Bereavement theory and practice prove that the grieving process is much longer. With adequate education and support, grievers can expect acute grief reactions to lessen over time. Grievers often feel ready to reinvest in living, try new experiences, and build new relationships within the first six to twelve months. 

Complicated or prolonged grief occurs in about ten percent of those who experience loss. This condition requires interventions that occur over more extended periods, mainly with the help of expert grief professionals.

What Helps? Tips for moving forward and rediscovering meaning following a loss.

A common response among bereaved people is discomfort with “losing control,” “crying uncontrollably,” “crying in public,” etc. As grievers attempt to regain control over their lives, they find ways to help cope with and react to separation from loved ones. Many people find comfort in developing rituals. These can include:

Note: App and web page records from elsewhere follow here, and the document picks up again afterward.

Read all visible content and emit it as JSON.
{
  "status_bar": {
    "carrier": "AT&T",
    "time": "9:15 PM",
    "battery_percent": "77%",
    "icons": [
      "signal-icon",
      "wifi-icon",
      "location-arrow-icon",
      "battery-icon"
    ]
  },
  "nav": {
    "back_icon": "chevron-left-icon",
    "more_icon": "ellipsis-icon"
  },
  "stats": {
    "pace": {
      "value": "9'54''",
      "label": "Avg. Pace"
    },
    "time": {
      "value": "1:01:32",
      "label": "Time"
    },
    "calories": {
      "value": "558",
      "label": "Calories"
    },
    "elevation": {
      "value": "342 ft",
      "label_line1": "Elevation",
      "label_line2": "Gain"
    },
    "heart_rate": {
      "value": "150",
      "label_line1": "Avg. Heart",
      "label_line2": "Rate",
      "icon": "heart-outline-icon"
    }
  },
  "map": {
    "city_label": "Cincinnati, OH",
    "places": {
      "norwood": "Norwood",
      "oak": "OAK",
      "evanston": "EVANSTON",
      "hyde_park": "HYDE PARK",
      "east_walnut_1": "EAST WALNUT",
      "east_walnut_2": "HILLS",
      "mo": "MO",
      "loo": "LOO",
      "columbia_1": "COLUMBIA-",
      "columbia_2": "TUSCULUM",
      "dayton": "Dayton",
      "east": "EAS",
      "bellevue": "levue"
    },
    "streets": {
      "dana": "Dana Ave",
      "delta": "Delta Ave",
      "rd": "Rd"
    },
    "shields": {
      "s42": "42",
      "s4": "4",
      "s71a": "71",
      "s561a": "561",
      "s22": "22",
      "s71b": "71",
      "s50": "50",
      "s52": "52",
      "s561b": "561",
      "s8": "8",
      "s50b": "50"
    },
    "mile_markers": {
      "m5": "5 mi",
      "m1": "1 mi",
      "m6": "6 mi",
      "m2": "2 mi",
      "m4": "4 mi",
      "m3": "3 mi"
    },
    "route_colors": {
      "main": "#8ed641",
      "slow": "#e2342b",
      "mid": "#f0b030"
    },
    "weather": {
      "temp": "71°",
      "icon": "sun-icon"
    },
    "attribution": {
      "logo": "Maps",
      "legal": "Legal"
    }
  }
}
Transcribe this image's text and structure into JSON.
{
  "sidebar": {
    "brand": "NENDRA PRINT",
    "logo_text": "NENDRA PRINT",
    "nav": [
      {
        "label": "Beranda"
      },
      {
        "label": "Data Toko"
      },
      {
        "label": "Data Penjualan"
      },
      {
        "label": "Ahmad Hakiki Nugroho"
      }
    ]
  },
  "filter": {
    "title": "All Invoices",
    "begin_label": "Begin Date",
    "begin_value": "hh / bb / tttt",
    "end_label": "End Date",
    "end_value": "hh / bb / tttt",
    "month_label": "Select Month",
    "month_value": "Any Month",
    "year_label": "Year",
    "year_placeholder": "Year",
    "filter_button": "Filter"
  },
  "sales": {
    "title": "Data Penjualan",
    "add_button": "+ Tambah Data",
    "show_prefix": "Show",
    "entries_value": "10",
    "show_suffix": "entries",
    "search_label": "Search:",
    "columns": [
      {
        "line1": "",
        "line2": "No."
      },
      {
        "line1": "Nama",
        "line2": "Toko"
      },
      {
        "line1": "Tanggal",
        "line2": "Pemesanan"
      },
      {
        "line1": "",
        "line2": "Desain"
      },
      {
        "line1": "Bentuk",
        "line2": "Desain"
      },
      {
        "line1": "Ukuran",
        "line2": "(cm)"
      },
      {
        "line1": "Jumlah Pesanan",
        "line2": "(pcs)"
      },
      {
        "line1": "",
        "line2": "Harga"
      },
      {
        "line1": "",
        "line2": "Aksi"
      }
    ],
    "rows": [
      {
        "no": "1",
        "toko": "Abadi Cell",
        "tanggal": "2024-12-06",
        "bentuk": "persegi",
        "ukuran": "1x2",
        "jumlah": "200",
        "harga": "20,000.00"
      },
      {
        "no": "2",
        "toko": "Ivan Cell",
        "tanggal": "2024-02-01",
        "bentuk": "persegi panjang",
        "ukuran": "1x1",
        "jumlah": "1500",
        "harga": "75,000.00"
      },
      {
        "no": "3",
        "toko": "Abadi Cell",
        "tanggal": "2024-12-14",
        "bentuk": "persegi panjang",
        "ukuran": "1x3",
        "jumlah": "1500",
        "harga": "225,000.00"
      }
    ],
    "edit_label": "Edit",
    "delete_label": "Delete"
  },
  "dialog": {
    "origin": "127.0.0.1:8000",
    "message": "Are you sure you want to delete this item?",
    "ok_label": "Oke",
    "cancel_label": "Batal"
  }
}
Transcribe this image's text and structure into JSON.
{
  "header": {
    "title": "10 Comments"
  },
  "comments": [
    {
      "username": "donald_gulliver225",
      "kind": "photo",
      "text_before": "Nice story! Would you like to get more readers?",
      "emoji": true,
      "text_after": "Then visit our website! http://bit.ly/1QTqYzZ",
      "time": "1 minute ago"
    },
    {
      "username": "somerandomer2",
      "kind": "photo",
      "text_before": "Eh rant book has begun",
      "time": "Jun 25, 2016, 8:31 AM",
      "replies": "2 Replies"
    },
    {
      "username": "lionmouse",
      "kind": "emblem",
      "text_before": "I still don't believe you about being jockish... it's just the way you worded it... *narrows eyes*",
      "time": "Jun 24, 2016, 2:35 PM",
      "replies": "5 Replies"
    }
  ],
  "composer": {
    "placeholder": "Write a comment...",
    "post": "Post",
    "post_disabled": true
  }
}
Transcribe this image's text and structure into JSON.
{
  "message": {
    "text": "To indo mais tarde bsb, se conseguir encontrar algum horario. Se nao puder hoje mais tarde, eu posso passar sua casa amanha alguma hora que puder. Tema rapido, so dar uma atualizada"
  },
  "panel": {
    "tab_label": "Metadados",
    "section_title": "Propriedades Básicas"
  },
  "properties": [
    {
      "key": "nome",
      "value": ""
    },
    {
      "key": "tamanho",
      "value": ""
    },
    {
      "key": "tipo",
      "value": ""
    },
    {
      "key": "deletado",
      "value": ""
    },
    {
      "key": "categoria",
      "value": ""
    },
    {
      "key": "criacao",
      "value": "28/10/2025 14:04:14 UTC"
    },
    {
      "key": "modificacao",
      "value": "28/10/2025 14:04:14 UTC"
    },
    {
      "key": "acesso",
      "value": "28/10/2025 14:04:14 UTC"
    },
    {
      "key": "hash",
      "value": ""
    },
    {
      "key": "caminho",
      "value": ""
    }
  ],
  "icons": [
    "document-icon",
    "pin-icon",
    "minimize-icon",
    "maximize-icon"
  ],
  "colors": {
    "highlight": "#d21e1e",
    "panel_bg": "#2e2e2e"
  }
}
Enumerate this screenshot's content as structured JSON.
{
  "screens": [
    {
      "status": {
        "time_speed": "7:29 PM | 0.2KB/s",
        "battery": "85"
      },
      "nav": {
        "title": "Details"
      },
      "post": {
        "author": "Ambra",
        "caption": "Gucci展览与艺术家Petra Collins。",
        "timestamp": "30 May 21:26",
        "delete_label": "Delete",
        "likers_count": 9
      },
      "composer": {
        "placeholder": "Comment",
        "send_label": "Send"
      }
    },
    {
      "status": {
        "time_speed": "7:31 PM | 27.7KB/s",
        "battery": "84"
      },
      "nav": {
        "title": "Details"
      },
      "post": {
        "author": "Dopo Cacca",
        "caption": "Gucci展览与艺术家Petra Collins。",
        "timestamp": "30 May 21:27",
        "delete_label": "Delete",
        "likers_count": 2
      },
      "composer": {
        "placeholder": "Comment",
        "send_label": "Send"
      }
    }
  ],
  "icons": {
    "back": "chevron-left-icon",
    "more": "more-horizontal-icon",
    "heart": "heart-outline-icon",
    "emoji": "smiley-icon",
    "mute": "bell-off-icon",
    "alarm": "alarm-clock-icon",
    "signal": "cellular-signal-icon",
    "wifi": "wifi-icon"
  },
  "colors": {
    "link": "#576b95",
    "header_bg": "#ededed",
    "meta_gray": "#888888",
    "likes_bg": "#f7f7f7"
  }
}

  • Visit places that have special meaning, such as cemeteries or memorials. Talk to your loved one. Tell them exactly how you feel (lonely, angry, sad, etc.) 
  • Prepare tables with pictures of loved ones. Light candles and dedicate quiet times for meditation, contemplation, and expressions of emotion. The concept of “Make a date with your grief.” 
  • Journaling and letter writing – Many people keep journals by their bedsides. For some, this is a calming way to end the day and prepare for rest. 
  • Dream journals are useful for writing dreams and/or thoughts that disrupt sleep, allowing grievers to rest. These dreams or thoughts are not gone and forgotten. Rather, these are in a safe place for reflection at the times you choose.
  • Commemorating special days. For example, invite family and friends to celebrate lives and relationships on birthdays, anniversaries, etc.
  • Reach out for help – family members, friends, clergy, medical or mental health professionals.

Your ability to set aside quiet times for tears, emotions, and contemplation will create opportunities to alleviate stress. You choose the times and places. These are important to your self-care and your well-being and give you the strength to move forward, build, and reinvest in meaningful and purposeful life again.

For more information about Hearts of Hope Foundation and our many programs to help individuals and communities with grief and our Moving Forward Comprehensive Grief Support Program for adults, please reach out to us at 973-224-6900 or info@ourheartsofhope.org.